On August 27, Moldova will celebrate its Independence Day. Twenty-nine years ago, we were protesting, we were at rallies, marches, national assemblies. And after 29 years of independence, we’re still protesting in the street, paradoxical as it may seem. As if time stopped in place. It is as if we never had five presidents or about 1,000 deputies, elected by the people, or 14 cabinets of ministers. After everything that has happened during these 29 years, I have the impression that our independence lasted as long as the First Parliament and the First Government resisted. Back then, the government and the parliament were formed by writers (Ion Vatamanu, Vladimir Beșleagă, Dumitru Matcovschi, Mihai Cimpoi, Grigore Vieru, Lidia Istrati, and Leonida Lari a Joan of Arc of Basarabia), scientists (Petru Soltan, Sergiu Chircă, Valentin Mândâcanu, and Ion Dumeniuc), and members of the National Liberation Movement, who fought for the country’s independence and freedom (Gheorghe Ghimpu, Mircea Druc, Nicolae Costin).
Moldova’s first government had Valeriu Muravshi as the first Prime minister, Ion Ungureanu as the Minister of Culture, Nicolae Matcaș as the Minister of Education, and Ion Costaș as the Minister of in Defense.
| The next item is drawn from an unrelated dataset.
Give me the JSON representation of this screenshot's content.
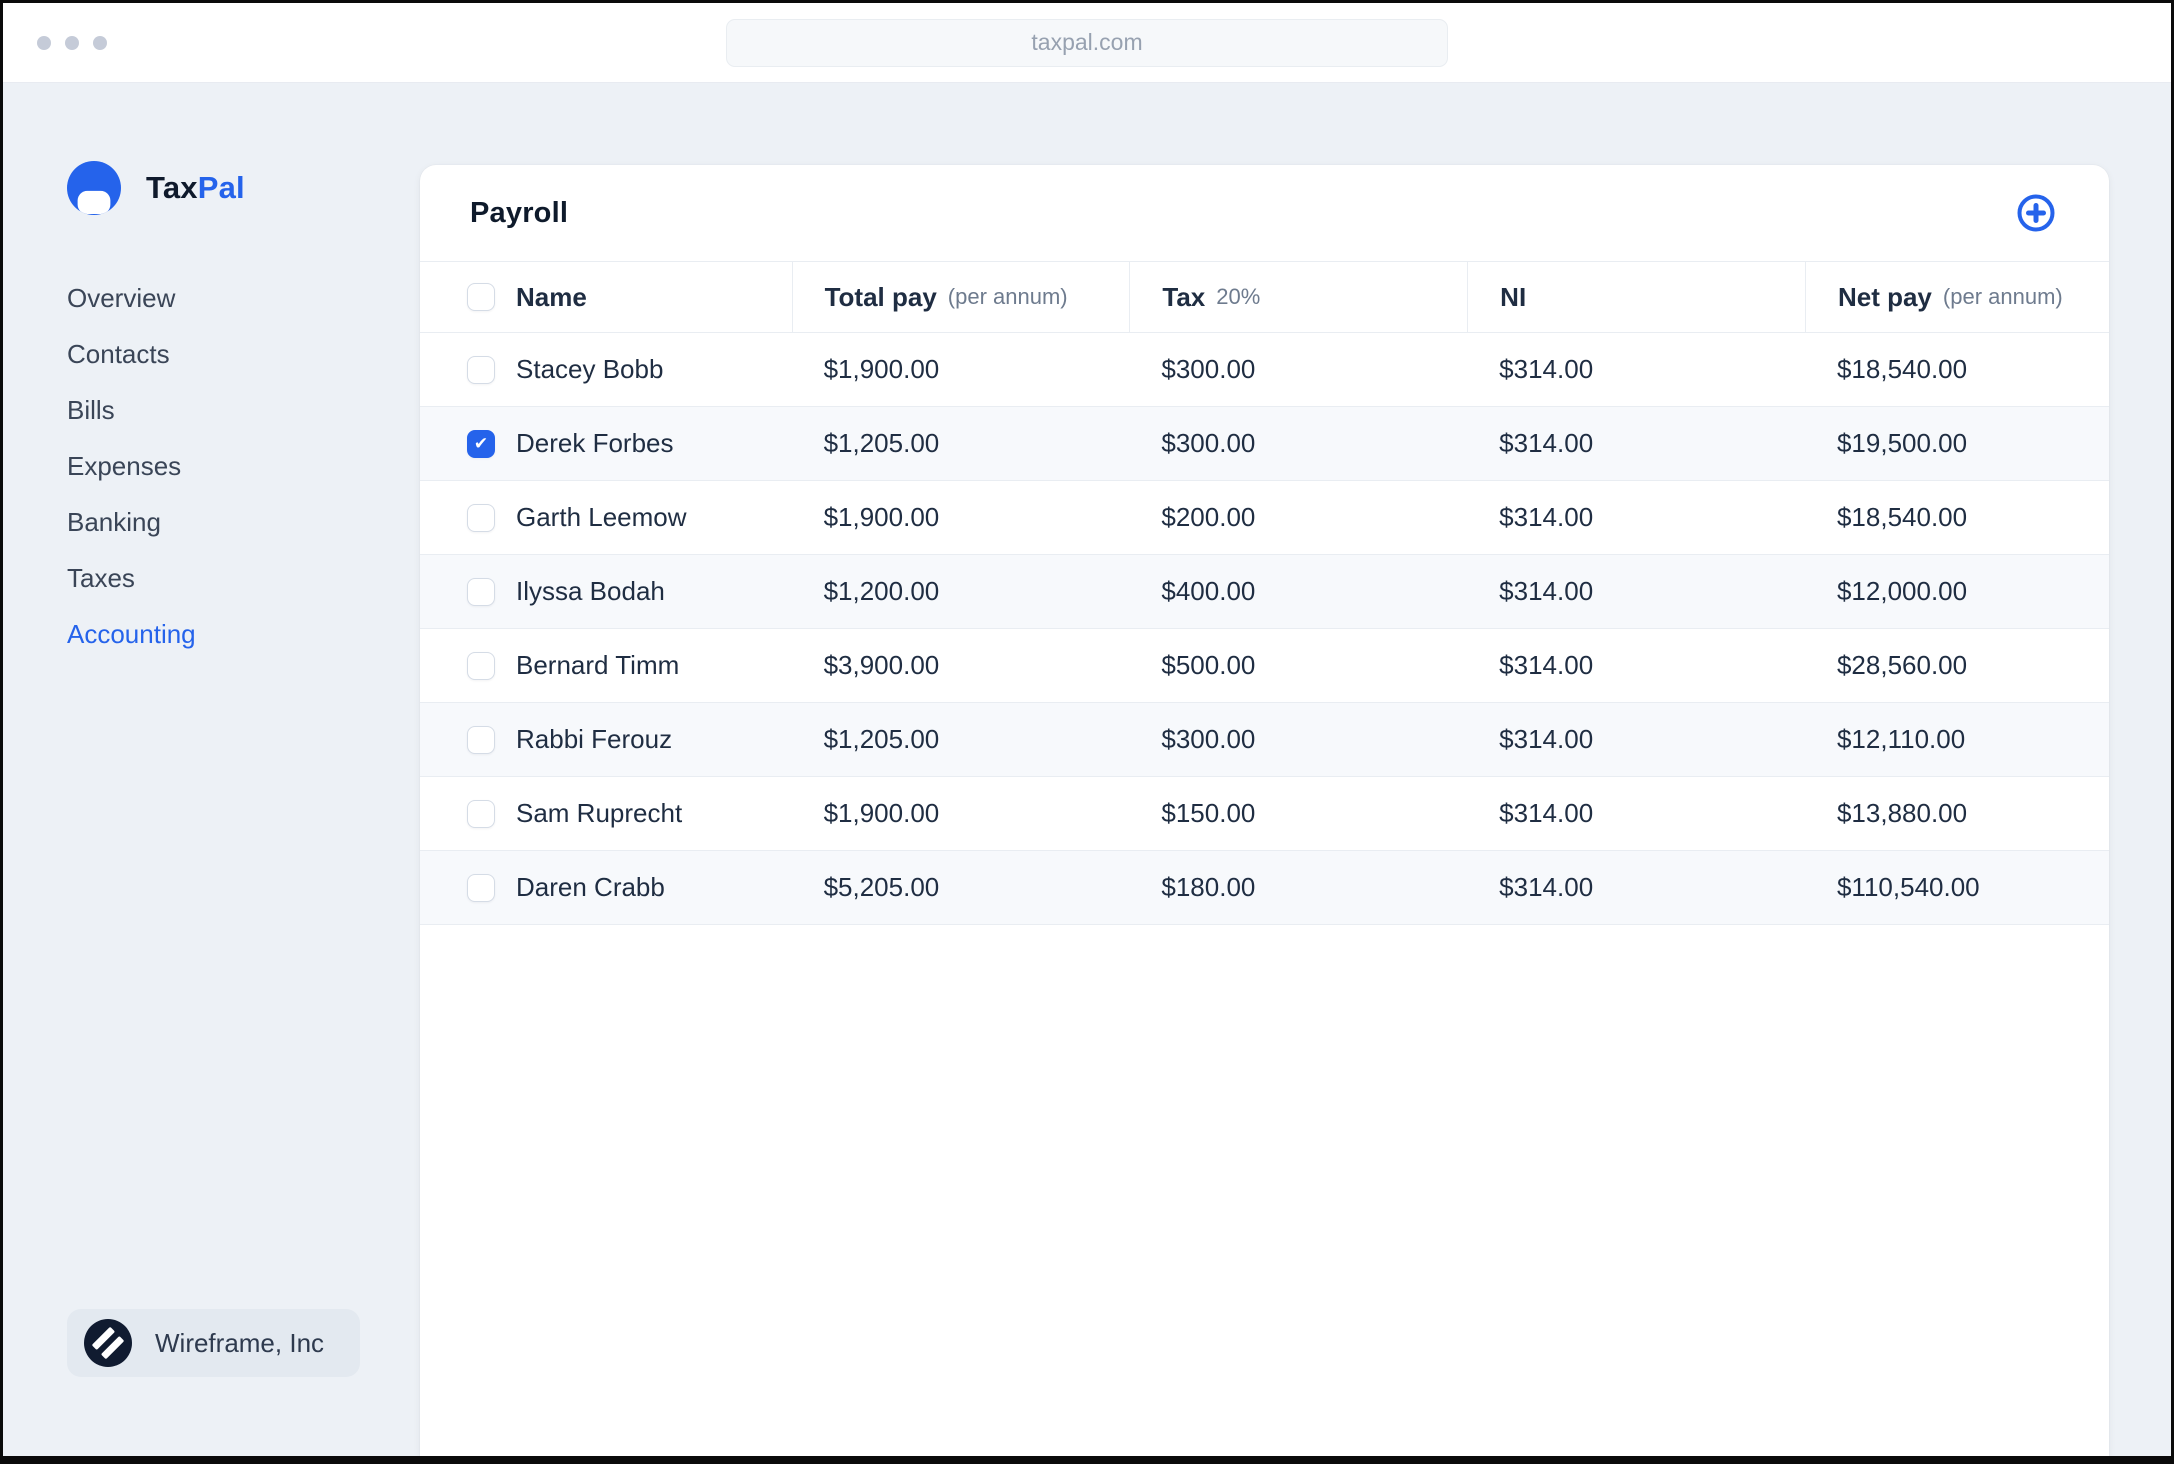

In 1991, these 278 deputies of the First Parliament voted for Moldova’s independence. However, independence remained on paper because the successive governments did not relate to this declaration and ideals.
The Agrarian Party deputies were the first to ignore Moldova’s independence. Coming to power in 1994, Andrei Sangheli and his elite promoted anti-independence policy under the tricolor of independence, sabotaging reforms, destroying agriculture, stealing peasantry, impoverishing villages, and becoming landlords. Moldovans were leaving their lands and the villages behind.
After the Agrarian Party left the government, Vladimir Voronin, former president of Moldova, and the Communist Party came to power. After the Communist Party was ousted, the Democratic Party, led by Dumitru Diacov, the current honorary president of the party, came to power. The Democratic Party is still governing together with the Socialist Party, whose informal leader is President Igor Dodon. The Socialists do not care about independence. They are far from national interests. They accept Transnistrian separatism and do not hide that they want Moldova’s federalization and its return under the Russian rule.
So, in 29 years of independence, we have reached the point where we started in 1991. We have a frozen war on the Nistru river, with a separatist Transnistria, occupied militarily, politically and administratively by Russia, and with a governing regime subject to foreign interests hostile to Moldova, controlled by Moscow, administered by Moscow, obedient servant of Russian colonial interests in Moldova and the whole region…
On August 9, after the presidential election in Belarus, people took to the streets. To protect himself, Alexander Lukashenko took more military equipment to the streets. Three days later, farmers on tractors from the southern and central areas of Moldova took to the streets to protest. They were asking the Government to compensate them for the losses from the drought and hail. After a week of negotiations, the protesters say the government refuses to pay them in full.
Prime Minister Ion Chicu mentions that there is no money in the budget, and Dodon proposes opening a charity account so that people can give as much as they can. What a decision of a head of state! Where else in the world has it been seen that agricultural subsidies are made from charitable actions? Or, perhaps, through this charitable account, Dodon wants to put the peasants at the expense in order to give him some money for the autumn election campaign?
The elections are coming. Farmers stay on the streets. Tractors are not tanks, but they can shoot too. In a different way, but they can… Who knows, this may happen in the fall, whether or not Lukashenko falls in Minsk. Dodon and Lukashenko are different cases.